US Secretary of State John Kerry was due to discuss the Syria crisis with Turkey’s leaders on Friday.
US Secretary of State John Kerry was due to discuss the Syria crisis with Turkey's leaders on Friday in talks likely to be strained by controversial comments by Prime Minister Recep Tayyip Erdogan branding Zionism a "crime against humanity."
The talks come a day after Washington announced that it would for the first time provide direct aid to Syrian rebels in the form of food and medical supplies as well as $60 million in extra assistance to the political opposition.
The two-year civil war in neighboring Syria will top the agenda for Kerry, who is due to meet with President Abdullah Gul, Erdogan and Foreign Minister Ahmet Davutoglu.
But the talks are likely to be overshadowed by renewed tension between Turkey and the Zionist entity, two major Washington allies, following comments Erdogan made earlier this week at the UN-sponsored forum in Vienna.
"As is the case for Zionism, anti-Semitism and fascism, it is inevitable that Islamophobia be considered a crime against humanity," Erdogan said.
His comments were dubbed as "a dark and mendacious statement," by Zionist Prime Minister Benjamin Netanyahu while Washington strongly stated that "characterization of Zionism as a crime against humanity... is offensive and wrong."
Turkey, once a close ally of Syria, has joined the west in its campaign to oust the regime of President Bashar al-Assad and has given shelter to Syrian militant opposition groups and to nearly 200,000 refugees along its volatile border.
In January, the United States began deploying Patriot missiles, along with Germany and the Netherlands, as part of a NATO mission to protect Turkey from any spillover of the Syrian conflict.
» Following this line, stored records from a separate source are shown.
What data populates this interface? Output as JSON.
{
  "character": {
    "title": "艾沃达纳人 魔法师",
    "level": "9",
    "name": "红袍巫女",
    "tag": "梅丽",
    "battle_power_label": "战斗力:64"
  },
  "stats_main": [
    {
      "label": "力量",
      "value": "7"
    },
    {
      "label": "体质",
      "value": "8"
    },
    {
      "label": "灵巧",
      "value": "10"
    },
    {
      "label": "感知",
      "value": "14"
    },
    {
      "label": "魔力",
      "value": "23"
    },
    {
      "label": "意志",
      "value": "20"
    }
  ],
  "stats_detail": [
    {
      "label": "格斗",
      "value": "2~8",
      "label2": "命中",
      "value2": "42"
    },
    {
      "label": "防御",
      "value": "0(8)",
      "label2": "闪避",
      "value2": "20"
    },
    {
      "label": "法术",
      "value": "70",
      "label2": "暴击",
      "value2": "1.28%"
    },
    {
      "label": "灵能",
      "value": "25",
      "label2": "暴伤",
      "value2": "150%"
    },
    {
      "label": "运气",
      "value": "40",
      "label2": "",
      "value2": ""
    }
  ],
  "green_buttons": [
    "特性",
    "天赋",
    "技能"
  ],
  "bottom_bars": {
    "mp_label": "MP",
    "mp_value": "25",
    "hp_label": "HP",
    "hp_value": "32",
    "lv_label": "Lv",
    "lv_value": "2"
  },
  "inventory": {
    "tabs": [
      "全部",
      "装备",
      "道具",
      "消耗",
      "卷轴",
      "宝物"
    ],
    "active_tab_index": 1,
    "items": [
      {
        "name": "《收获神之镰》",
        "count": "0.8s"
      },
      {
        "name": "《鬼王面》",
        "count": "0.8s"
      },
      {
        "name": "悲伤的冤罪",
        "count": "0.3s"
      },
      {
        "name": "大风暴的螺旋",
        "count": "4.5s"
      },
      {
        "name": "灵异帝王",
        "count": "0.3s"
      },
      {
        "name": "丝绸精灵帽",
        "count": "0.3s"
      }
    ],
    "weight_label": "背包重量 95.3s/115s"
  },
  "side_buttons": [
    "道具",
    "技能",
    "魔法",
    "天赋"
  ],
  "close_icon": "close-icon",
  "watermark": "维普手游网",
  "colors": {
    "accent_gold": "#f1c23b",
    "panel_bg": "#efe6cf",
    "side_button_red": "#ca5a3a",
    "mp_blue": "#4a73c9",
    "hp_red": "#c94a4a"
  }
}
Kerry was also due to attend a memorial ceremony in Ankara, in honor of the US embassy guard who was killed in a February 1 suicide attack claimed by the anti-US group the Revolutionary People's Liberation Front (DHKP-C.)
Among the issues on his agenda during the talks is also Washington's pressure for increasing sanctions on Iran for its peaceful nuclear program.
Iran is Turkey's second-biggest natural gas supplier after Russia, and third biggest in oil.